I was quite peeved with the whole St Patrick’s Day palaver this year, possibly even more than usual.
I’m a terrible Irish person, actually. I don’t like traditional music, I buy sweet potatoes more often than regular ones, and I find the colours of the flag garish and tacky. Every other day of the year I’ll loudly proclaim my nationality, but on March 17th in America if everyone’s jumping on that bandwagon I think I’d rather just jump off.
I’ve put a lot of thought into trying to figure out why this is, and how to explain it to Americans who feel I’m dissing their country’s tradition of celebrating the day, as it has been handed down by generations of emigrants a long time before I showed up with my snobby ideas about how it should be done properly.
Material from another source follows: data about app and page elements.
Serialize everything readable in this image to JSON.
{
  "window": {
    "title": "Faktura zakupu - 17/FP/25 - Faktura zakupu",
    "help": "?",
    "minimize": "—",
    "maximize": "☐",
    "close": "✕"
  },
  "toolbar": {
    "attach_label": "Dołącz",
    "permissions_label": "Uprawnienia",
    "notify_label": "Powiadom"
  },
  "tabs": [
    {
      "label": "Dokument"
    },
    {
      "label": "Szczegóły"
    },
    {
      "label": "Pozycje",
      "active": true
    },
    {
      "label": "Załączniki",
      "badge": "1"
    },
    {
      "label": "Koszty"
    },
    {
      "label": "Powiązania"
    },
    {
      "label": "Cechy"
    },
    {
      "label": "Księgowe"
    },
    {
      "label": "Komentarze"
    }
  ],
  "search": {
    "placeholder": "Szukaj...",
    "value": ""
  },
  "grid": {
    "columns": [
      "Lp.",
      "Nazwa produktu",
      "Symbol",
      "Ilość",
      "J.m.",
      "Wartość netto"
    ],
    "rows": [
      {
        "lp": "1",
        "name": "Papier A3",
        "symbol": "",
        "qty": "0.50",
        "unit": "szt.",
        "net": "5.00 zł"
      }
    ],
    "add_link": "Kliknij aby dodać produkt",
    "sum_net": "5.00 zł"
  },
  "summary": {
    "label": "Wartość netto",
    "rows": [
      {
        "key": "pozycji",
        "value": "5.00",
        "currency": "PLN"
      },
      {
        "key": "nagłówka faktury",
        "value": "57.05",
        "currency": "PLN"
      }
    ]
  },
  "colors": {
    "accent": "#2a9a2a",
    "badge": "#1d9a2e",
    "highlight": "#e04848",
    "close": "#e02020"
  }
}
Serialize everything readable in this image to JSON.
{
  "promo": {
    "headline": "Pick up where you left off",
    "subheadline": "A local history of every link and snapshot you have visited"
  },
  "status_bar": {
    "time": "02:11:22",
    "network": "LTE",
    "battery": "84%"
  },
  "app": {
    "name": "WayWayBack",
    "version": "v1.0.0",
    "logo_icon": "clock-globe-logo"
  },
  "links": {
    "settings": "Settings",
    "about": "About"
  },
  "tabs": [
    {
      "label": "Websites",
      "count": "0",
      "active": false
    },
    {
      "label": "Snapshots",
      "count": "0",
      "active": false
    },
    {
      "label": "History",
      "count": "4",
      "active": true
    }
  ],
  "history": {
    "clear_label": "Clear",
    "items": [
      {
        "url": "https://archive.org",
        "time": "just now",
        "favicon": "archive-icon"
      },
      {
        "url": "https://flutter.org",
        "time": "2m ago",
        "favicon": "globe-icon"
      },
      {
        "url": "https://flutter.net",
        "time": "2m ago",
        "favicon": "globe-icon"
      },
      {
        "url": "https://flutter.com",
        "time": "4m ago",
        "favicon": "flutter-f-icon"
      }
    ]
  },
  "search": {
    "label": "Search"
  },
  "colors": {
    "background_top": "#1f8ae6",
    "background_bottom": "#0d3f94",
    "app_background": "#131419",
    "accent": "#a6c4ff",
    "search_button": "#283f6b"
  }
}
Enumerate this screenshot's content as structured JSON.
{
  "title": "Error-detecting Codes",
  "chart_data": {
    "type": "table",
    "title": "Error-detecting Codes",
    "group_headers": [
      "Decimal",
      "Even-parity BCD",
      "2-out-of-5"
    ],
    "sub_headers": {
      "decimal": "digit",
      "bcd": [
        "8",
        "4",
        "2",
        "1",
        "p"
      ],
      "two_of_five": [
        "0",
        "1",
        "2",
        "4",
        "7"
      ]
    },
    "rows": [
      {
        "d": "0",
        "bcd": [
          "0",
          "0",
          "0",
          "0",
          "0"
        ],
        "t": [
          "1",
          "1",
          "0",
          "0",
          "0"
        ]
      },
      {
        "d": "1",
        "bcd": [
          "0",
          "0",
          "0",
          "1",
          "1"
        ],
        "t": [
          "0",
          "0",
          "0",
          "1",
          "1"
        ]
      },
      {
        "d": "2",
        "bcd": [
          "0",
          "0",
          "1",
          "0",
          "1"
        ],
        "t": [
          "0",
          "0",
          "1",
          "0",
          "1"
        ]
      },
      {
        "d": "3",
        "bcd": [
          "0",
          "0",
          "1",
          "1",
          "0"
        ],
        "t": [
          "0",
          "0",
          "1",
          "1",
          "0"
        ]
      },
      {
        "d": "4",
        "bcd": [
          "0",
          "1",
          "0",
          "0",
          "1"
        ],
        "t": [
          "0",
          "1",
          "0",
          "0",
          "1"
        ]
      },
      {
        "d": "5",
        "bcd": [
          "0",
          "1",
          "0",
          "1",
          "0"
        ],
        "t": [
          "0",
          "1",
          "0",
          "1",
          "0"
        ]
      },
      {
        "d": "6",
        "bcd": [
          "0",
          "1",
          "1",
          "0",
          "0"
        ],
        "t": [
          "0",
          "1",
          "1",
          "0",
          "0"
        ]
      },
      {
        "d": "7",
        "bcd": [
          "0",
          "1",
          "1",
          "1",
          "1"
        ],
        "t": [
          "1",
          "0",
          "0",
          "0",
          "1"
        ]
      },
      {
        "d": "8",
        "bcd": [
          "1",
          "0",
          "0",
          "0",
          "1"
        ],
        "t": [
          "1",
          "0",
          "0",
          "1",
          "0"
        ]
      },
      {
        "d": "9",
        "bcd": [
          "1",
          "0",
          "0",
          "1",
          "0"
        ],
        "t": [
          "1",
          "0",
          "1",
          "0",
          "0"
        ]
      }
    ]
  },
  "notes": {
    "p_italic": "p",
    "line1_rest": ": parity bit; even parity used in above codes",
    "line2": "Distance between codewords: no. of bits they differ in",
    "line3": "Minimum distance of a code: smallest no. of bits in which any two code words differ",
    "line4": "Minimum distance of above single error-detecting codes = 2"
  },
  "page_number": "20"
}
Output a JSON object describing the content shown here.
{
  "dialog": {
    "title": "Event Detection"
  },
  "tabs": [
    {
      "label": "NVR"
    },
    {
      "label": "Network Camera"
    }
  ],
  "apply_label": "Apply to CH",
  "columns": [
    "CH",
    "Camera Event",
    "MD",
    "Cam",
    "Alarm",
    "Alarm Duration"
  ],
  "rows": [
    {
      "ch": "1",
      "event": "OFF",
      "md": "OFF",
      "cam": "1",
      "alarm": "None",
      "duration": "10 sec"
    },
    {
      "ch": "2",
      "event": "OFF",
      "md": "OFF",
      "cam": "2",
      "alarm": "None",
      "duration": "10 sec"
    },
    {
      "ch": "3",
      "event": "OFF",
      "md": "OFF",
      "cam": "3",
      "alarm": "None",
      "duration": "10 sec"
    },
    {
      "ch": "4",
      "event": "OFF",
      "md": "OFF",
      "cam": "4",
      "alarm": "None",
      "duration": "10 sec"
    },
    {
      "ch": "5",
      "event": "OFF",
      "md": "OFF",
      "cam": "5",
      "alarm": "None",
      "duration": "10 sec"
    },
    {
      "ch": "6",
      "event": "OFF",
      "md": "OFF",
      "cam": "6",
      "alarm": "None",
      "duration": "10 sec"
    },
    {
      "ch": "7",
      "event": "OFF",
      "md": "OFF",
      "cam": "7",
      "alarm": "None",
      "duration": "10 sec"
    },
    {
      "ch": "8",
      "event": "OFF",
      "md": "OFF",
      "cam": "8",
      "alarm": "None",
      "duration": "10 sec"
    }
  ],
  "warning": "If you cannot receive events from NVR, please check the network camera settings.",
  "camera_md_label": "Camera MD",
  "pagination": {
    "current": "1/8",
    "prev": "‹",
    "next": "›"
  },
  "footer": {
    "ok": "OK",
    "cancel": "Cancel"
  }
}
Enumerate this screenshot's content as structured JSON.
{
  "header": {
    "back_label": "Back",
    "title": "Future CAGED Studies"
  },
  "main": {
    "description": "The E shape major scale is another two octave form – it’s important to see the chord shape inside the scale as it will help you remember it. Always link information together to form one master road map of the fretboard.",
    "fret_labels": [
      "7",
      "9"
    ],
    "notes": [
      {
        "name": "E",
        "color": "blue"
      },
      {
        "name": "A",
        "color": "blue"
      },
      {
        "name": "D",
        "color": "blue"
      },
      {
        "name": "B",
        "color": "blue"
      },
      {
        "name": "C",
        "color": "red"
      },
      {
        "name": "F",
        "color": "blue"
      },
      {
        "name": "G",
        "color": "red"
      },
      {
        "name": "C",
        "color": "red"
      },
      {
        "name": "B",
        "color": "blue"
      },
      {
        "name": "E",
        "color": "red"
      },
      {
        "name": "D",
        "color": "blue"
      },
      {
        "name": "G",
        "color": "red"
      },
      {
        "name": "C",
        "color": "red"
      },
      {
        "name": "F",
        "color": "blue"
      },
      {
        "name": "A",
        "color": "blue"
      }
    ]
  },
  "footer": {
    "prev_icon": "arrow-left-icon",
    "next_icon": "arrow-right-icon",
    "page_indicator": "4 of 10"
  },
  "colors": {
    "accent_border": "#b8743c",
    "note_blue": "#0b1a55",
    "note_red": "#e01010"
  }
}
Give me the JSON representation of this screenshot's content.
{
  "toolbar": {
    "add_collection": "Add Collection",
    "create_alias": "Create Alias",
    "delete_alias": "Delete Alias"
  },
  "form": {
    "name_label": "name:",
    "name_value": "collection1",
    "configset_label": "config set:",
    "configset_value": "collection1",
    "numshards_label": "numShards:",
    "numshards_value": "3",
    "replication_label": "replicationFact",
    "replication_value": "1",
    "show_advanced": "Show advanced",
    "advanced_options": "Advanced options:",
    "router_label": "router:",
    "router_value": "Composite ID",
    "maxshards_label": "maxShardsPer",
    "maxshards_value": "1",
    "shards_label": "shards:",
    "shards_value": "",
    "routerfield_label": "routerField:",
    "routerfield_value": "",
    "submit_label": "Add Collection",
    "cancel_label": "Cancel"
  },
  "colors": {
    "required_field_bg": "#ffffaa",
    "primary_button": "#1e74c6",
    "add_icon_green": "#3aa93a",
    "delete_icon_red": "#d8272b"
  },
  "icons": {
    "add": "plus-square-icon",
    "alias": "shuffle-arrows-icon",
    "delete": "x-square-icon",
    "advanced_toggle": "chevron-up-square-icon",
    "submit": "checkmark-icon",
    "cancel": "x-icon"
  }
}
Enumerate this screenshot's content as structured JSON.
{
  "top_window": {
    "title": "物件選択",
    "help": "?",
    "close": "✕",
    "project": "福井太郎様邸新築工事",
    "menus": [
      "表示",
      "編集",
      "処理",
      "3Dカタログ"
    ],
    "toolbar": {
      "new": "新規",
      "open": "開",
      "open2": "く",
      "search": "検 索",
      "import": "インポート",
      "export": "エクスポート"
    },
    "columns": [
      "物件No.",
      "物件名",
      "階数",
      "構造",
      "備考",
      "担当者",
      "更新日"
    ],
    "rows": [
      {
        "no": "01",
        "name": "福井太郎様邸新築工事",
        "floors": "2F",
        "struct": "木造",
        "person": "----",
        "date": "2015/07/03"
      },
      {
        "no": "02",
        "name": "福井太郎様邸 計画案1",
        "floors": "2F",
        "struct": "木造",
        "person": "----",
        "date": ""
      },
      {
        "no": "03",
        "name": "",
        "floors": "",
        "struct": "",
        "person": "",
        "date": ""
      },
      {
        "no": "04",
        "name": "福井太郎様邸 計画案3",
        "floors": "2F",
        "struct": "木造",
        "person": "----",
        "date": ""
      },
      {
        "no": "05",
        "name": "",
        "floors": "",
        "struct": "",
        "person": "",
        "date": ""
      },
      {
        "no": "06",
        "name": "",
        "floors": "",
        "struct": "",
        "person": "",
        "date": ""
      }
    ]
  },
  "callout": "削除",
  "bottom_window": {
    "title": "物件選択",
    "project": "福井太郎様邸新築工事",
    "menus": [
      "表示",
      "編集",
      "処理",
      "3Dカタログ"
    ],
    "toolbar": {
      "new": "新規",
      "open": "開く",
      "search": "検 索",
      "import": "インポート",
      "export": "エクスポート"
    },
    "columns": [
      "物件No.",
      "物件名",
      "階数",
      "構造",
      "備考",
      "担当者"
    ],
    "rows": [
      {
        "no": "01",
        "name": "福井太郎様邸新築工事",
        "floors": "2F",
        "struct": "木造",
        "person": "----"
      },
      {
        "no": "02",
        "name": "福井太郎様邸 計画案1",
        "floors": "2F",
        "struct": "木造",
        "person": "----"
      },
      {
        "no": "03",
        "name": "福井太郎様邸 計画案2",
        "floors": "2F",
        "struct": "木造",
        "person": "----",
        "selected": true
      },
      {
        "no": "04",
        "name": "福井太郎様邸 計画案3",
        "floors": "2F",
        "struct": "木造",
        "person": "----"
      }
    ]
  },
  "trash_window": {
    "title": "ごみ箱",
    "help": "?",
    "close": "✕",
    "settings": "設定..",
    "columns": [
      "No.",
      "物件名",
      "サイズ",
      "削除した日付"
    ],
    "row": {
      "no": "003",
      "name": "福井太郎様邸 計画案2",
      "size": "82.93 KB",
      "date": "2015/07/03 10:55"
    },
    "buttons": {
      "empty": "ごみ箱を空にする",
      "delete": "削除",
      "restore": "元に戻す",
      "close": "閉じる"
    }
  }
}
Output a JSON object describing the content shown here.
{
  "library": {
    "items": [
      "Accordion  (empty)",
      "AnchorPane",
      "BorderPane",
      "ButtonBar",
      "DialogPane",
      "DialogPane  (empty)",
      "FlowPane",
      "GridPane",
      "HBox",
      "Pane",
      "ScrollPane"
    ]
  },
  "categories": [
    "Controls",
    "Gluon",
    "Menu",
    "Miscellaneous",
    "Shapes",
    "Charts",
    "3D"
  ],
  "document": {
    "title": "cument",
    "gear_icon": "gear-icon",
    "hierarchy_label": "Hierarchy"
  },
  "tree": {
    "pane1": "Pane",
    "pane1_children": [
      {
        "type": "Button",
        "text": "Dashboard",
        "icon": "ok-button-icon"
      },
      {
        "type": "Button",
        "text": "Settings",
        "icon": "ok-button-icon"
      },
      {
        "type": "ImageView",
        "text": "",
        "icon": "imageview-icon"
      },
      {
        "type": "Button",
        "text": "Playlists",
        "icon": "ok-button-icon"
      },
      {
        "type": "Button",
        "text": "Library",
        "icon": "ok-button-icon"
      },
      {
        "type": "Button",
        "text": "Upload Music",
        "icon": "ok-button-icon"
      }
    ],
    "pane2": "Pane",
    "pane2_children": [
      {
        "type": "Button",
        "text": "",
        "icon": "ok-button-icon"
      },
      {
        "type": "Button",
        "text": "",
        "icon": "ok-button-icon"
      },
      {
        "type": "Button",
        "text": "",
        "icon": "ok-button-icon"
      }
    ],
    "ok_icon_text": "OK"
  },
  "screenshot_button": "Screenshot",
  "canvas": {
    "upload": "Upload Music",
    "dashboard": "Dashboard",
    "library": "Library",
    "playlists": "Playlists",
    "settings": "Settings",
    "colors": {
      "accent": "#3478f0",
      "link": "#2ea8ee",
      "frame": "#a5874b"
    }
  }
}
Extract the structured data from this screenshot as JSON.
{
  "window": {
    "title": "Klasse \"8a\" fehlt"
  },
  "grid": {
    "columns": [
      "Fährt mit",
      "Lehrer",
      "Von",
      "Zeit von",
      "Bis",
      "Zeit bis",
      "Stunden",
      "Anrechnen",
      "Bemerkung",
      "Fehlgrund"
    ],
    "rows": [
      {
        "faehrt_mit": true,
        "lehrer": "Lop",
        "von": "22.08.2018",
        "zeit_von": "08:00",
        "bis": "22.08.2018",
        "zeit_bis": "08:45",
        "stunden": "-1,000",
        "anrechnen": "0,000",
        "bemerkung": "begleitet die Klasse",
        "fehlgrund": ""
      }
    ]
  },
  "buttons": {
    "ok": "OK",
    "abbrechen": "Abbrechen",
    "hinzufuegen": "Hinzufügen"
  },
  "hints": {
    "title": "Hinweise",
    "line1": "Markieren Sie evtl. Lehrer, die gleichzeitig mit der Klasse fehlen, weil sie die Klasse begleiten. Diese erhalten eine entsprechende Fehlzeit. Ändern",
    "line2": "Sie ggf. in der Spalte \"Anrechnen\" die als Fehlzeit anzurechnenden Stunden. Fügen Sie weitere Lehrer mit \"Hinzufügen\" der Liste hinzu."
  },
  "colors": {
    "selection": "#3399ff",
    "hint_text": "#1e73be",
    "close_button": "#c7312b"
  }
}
The truth is, I don’t like it over there either. I don’t really like to make a big fuss of it. It seems jingoistic, and that’s a word that always went scathingly with “American” in my mind. Little flags and drum majorettes are not something I enjoy no matter what colours they sport, really.
But it is what it is, to coin an Irishism: those who are celebrating their national day, the day of their nation, are sometimes a bit put out when those who are celebrating the day of their heritage start to make it their own.
Irish people are pretty sure that, whatever the concrete shortcomings of our country – and there are many, and we will recount them at length for you – Ireland is in fact the best place in the world to be from, and it’s better to be from it, you yourself right now, than to have forebears who were from it.
As a small country with a big history of emigration, we have family all over the globe, and a reputation, deserved or not, for being friendly and welcoming. Everyone loves Irish people. We lap it up, the worldwide loving of us.
Saints and scholars, pints and poets, the green and the gold and the rain and the mists.
Americans (the nice ones, like all my friends) try very hard not to feel superior to anyone else, because they come from a huge and powerful country and wouldn’t want to look pushy. Germans have the terrible history of World War Two drilled into them lest they ever again decide to put themselves above any other nation. But Ireland, presumably like any other small, formerly colonial, country, has no such qualms. We’re jumping up and down at the back of the classroom with our hand up trying to get your attention, and when we do, we feel very entitled to hang on to it by making all sorts of eejits of ourselves so you don’t forget us.
We’re not a threat to anyone, that’s for sure, so all we can do is delight you with our entertaining ways, whether that’s in music or words or acting or donating to charity or being hilarious or drunk or a hilarious drunk or going out of our way to do a favour for a total stranger.
Anyway, I booked a ticket the other day so in a few weeks I’ll be over to inject myself with a quick shot of sea air and rain, Ireland style. Maybe it’ll make me less ranty.